→ **DATA SECTION**

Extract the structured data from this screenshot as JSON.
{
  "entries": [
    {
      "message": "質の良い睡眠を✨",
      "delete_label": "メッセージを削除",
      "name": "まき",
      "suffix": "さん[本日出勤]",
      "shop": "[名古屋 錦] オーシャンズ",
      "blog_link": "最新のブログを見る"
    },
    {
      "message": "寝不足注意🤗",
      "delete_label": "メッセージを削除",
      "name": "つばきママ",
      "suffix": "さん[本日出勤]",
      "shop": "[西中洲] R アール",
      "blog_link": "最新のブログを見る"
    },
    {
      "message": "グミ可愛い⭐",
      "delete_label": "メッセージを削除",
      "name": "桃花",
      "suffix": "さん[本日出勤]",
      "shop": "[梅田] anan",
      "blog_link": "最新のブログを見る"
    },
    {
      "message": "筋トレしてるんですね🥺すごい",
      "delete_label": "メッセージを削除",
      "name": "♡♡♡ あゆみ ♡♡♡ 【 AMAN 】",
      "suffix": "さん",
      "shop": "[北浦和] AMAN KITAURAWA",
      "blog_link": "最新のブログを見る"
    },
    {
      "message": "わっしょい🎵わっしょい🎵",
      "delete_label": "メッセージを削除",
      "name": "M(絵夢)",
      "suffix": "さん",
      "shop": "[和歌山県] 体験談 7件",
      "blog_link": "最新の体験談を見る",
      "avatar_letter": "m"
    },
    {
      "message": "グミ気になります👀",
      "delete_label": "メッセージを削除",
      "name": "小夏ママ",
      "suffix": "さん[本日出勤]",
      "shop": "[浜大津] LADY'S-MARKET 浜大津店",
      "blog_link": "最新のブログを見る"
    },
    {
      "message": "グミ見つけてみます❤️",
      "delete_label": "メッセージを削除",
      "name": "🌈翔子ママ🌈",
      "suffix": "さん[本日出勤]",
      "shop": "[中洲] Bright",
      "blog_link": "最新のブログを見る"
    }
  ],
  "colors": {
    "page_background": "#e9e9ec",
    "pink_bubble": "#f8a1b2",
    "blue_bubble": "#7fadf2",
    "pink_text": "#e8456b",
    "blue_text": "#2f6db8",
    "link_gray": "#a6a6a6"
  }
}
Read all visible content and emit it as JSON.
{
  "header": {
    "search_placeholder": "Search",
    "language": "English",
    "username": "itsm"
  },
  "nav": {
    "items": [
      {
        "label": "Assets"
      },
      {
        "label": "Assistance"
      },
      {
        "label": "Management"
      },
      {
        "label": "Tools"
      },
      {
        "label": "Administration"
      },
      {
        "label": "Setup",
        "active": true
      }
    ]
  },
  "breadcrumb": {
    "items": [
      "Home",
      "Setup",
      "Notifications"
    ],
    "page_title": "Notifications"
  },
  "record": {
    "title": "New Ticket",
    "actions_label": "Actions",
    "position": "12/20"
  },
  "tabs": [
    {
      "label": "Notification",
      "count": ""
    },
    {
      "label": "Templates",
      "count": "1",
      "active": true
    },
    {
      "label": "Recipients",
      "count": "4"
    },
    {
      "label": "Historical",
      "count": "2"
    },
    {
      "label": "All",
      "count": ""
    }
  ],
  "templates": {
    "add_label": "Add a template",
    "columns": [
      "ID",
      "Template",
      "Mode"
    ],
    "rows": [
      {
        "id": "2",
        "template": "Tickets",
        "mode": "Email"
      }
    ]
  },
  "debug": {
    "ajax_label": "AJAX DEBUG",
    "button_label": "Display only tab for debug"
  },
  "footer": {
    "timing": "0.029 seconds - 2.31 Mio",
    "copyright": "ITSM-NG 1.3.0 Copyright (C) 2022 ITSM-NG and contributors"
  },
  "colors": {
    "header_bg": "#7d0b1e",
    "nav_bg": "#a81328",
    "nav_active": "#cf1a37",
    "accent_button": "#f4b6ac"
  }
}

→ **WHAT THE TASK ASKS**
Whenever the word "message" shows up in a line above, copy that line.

→ **SOLUTION FOR THIS TASK**
      "message": "質の良い睡眠を✨",
      "message": "寝不足注意🤗",
      "message": "グミ可愛い⭐",
      "message": "筋トレしてるんですね🥺すごい",
      "message": "わっしょい🎵わっしょい🎵",
      "message": "グミ気になります👀",
      "message": "グミ見つけてみます❤️",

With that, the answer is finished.